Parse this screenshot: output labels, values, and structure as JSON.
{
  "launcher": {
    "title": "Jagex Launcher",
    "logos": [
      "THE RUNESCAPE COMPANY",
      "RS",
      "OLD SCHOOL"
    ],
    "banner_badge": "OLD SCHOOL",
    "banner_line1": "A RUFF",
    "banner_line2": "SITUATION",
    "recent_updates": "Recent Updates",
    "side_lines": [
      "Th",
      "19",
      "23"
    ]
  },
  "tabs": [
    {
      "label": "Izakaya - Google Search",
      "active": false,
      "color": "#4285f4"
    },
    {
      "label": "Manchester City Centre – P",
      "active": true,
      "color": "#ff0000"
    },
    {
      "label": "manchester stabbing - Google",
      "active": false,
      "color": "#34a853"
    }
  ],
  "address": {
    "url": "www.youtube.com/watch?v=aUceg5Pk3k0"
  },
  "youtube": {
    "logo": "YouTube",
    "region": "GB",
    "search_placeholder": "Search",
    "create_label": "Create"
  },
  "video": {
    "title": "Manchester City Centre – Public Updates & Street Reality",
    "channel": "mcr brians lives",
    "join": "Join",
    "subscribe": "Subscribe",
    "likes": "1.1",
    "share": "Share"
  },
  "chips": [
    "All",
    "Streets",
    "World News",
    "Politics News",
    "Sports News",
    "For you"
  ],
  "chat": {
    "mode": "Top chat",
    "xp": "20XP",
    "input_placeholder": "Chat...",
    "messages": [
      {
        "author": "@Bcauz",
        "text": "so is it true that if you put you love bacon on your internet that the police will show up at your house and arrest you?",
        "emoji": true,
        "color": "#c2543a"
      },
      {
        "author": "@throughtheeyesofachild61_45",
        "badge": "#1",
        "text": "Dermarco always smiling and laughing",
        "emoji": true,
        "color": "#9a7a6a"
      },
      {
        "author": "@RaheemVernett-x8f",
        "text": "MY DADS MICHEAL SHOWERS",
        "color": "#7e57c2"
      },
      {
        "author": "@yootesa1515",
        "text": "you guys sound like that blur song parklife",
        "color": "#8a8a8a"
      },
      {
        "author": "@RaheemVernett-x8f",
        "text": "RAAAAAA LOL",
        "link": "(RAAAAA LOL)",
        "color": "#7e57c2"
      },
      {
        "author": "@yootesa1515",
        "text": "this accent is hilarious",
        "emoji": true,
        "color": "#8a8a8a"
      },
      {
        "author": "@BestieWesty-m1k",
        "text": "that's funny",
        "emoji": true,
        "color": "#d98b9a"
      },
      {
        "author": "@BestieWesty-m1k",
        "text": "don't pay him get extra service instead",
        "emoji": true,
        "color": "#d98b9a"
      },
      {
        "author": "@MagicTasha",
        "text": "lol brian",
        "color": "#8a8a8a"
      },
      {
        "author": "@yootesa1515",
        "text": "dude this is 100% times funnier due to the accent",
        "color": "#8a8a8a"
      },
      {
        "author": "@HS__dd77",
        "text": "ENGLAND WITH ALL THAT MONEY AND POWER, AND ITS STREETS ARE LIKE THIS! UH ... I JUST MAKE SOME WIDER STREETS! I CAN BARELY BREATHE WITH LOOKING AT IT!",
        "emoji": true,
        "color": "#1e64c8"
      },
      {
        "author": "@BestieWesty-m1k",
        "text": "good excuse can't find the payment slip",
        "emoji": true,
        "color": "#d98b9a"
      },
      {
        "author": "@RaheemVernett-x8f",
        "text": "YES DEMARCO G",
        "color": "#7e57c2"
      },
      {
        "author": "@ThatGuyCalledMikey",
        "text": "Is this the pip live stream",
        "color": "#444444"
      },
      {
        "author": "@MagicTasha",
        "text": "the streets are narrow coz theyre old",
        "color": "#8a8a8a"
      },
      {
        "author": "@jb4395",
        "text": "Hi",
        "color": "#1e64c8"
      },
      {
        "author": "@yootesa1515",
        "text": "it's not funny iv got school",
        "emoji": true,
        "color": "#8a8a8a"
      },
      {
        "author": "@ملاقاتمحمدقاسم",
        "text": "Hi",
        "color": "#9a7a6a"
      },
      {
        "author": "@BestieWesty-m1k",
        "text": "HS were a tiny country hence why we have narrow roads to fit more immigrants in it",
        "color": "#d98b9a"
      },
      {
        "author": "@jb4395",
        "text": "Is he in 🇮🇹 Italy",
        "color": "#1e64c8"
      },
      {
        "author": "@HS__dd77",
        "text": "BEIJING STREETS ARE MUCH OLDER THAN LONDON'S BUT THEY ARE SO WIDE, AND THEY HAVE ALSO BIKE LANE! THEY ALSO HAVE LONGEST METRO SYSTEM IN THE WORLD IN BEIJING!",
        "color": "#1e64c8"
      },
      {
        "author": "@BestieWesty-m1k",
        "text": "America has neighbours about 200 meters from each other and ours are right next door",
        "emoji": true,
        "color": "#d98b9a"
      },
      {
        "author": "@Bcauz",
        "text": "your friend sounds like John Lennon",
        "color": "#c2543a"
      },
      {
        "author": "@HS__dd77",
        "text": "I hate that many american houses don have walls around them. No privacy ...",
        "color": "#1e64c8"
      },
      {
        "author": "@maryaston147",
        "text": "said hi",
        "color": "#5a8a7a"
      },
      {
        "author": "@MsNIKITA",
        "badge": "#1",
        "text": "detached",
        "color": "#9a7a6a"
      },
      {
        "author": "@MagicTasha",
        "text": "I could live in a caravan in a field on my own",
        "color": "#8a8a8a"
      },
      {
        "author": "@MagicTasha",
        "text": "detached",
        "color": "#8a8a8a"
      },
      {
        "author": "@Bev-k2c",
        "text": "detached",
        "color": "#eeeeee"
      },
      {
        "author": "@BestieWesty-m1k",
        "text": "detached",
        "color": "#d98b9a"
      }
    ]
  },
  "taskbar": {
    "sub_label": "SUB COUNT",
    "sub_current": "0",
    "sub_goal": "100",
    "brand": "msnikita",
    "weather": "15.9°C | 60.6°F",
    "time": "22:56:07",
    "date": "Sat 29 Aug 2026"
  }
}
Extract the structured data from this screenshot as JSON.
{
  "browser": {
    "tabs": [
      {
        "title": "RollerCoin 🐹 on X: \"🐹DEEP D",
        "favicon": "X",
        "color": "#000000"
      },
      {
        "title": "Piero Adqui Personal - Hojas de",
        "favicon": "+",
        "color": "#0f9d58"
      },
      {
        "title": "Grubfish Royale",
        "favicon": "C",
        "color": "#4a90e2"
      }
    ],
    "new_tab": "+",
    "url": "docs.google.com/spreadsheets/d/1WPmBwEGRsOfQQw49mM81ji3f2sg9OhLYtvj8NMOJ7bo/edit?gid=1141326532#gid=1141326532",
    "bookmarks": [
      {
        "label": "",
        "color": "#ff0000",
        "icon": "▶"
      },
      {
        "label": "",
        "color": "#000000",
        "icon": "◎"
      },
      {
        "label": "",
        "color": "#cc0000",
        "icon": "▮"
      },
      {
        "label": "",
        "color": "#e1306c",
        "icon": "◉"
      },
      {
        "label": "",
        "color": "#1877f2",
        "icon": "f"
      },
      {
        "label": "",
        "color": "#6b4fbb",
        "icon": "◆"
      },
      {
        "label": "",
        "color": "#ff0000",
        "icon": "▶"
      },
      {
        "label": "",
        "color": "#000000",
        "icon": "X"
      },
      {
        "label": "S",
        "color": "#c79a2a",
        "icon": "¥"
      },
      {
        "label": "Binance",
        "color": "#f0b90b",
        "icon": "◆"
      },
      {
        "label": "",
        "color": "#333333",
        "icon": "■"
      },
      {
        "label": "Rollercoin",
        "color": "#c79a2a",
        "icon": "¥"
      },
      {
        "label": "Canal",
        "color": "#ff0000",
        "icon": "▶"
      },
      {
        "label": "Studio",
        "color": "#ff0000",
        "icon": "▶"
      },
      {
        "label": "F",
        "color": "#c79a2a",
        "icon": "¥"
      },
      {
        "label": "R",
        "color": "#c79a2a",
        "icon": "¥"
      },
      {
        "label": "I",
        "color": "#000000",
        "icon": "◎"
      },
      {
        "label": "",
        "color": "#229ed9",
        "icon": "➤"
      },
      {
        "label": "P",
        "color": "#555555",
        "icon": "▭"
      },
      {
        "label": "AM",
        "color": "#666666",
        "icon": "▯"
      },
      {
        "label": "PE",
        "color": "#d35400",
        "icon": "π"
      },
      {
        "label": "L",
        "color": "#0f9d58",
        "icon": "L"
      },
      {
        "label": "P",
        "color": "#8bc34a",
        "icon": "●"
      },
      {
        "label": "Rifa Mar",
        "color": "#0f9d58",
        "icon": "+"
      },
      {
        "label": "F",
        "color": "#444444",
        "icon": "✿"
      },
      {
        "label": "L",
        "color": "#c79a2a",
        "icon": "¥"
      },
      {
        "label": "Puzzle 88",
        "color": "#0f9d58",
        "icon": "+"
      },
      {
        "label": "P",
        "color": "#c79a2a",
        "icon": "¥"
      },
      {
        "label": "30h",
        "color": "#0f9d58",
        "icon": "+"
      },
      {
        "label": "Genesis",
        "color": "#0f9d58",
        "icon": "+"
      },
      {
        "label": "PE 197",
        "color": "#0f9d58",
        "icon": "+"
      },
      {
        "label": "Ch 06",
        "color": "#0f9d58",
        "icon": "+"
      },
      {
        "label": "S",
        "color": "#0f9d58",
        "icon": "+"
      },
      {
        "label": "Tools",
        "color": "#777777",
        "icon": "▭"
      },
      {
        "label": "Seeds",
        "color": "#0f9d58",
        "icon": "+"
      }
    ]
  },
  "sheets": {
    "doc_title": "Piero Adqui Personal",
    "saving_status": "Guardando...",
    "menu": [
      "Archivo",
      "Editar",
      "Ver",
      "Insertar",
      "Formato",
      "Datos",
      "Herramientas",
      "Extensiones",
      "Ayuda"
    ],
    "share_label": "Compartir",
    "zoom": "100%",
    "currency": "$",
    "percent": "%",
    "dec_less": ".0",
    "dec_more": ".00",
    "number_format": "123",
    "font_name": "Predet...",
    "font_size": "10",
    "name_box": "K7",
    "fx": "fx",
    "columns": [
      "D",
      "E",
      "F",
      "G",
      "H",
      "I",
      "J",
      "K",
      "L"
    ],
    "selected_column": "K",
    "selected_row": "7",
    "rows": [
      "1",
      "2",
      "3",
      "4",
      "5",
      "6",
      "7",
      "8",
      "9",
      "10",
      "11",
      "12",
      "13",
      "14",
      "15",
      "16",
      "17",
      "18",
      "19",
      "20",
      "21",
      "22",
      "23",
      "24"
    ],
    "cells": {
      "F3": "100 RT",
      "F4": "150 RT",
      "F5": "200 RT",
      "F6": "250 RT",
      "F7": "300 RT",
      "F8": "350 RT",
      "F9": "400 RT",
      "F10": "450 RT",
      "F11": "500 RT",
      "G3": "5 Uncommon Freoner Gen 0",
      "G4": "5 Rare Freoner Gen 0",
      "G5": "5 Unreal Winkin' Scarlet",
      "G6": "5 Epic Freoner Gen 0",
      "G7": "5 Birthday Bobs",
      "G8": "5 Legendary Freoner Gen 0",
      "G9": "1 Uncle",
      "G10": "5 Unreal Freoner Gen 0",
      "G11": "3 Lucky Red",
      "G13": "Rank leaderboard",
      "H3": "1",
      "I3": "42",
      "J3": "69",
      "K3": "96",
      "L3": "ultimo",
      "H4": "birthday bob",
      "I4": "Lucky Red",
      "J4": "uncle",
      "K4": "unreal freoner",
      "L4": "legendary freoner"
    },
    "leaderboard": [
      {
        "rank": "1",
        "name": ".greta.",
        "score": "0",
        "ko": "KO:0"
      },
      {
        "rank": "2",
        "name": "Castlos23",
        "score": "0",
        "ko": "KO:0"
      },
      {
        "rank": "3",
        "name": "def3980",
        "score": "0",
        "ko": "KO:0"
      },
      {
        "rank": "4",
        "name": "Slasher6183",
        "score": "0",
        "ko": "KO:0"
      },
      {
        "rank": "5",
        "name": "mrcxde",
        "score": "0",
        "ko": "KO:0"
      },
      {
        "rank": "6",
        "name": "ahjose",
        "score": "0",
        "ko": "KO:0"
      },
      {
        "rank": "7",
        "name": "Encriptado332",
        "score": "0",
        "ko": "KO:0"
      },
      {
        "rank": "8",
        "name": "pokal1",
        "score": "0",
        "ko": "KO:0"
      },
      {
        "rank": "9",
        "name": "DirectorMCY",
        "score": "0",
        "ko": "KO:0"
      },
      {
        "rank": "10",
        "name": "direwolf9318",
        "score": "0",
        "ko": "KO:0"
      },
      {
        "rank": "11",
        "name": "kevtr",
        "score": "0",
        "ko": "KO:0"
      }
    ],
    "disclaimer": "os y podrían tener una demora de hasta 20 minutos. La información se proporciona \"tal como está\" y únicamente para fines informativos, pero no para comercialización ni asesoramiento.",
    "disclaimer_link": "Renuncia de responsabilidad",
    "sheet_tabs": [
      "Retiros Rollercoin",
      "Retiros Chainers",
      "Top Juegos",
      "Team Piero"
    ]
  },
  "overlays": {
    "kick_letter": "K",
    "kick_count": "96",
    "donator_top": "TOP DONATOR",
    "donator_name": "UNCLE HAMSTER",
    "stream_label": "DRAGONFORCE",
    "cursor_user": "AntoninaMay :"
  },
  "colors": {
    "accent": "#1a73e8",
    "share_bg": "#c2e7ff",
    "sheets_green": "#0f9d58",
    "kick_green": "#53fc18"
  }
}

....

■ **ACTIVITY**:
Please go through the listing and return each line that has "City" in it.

■ **ANSWER FOR THE TASK**:
      "label": "Manchester City Centre – P",
    "title": "Manchester City Centre – Public Updates & Street Reality",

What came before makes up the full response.